Nontechnical description: This project aims to explore synthesis strategies by which ordered atomic chains can be created in sub-nanometer thin layers of materials containing atoms of more than two different chemical elements, often called alloys. By controlling the exact positions of the atoms in an alloy, the properties of the material can be tuned in different directions. The work utilizes advanced electron microscopy imaging and spectroscopy techniques to understand the mechanisms of chemical and structural ordering of these materials. The research has a potential to design materials with controllable thermal, electronic, optoelectronic, and magnetic properties in wide ranges and to provide the key to properly design devices for heat dissipation applications, energy storage, electronics, optoelectronics, and thermoelectrics. This project also promotes the scientific fundamentals of emerging technologies through various educational modules. In addition, the principal investigator engages with specific target audiences by providing research experience to high school, undergraduate, and graduate students, in particular focusing on women and other minority groups within under-served communities.
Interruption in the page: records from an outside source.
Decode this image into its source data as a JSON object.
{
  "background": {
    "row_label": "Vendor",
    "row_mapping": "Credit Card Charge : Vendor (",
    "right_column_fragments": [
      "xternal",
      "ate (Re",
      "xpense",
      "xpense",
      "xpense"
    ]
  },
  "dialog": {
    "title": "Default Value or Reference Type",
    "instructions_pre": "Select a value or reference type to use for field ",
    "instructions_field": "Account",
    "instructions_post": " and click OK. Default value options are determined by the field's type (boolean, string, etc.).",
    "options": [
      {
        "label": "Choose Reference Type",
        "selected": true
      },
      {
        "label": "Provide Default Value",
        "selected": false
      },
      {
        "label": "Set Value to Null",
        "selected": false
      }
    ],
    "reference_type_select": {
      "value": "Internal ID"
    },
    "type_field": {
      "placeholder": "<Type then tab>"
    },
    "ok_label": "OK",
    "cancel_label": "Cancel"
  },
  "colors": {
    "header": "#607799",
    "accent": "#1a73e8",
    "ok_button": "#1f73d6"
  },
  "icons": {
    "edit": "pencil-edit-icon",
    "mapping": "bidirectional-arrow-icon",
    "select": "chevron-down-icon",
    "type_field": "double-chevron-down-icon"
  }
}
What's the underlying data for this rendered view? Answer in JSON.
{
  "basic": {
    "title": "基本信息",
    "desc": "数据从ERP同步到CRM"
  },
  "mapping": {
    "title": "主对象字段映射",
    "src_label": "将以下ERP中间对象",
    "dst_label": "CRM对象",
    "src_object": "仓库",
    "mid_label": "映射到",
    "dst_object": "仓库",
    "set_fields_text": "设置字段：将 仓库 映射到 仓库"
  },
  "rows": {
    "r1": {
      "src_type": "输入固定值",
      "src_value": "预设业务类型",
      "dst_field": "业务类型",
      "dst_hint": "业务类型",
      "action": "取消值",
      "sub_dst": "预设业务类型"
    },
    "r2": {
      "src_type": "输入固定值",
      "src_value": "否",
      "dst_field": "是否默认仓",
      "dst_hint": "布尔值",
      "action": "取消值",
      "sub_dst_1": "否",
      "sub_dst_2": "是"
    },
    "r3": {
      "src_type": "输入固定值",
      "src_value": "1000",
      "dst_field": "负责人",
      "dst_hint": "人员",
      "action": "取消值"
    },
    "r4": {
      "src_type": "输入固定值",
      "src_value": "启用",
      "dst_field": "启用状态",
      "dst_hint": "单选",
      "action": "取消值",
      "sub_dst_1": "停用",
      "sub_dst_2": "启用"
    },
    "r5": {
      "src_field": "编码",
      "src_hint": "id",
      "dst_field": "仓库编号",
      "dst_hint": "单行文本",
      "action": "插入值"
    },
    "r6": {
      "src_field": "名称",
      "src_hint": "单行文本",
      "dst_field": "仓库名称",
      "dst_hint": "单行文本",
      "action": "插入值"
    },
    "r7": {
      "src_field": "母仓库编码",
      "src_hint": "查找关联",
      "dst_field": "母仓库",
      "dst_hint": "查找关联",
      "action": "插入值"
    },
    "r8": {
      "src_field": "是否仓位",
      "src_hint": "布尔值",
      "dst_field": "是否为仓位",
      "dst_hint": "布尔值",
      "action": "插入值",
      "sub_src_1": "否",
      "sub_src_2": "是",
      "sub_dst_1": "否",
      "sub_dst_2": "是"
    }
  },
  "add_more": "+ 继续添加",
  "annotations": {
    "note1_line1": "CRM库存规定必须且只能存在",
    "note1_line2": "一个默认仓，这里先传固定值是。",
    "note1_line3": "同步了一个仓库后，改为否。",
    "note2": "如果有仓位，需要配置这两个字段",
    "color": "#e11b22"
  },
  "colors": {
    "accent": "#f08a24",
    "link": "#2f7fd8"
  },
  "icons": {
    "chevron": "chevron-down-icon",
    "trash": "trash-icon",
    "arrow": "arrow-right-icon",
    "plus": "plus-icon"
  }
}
Technical description: Alloying and doping are considered versatile strategies for tuning charge and heat transport in nanostructures. Whether the resulting alloy structure is random or ordered can have a profound impact on the macroscale electronic, optoelectronic, vibrational, and transport properties of the material. Structural and chemical ordering in superlattices and heterostructures have already been demonstrated and led to phonon anomalies and significant anisotropy in thermal and electrical transport. In the family of two-dimensional (2D) crystals, however, the structural degree of freedom, i.e. the spatial correlation between dissimilar elements on a given crystallographic site in the lattice remains largely unknown. This research explores chemical ordering as a mechanism to design anisotropy in 2D crystal alloys and beyond. Through a kinetically-driven synthesis mechanism, chemically and structurally ordered states are introduced in atomically thin 2D crystal alloys. Leveraging recent advancements in atomic resolution imaging and spectroscopy, this research elucidates how chemically and structurally ordered states and vacancy-dopant complexes at the atomic level can tune the macroscale charge and phonon transport anisotropy in 2D materials. Furthermore, the research has a potential to determine how the resulting chemical and structural degrees of freedom can tailor the macroscale optoelectronic, electronic, and thermal transport anisotropy in 2D crystal alloys. This understanding helps design structural anisotropy towards improved electronics, optoelectronics and thermoelectric response in low dimensional crystals.
|Effective start/end date
|6/1/17 → 5/31/23
- National Science Foundation: $519,995.00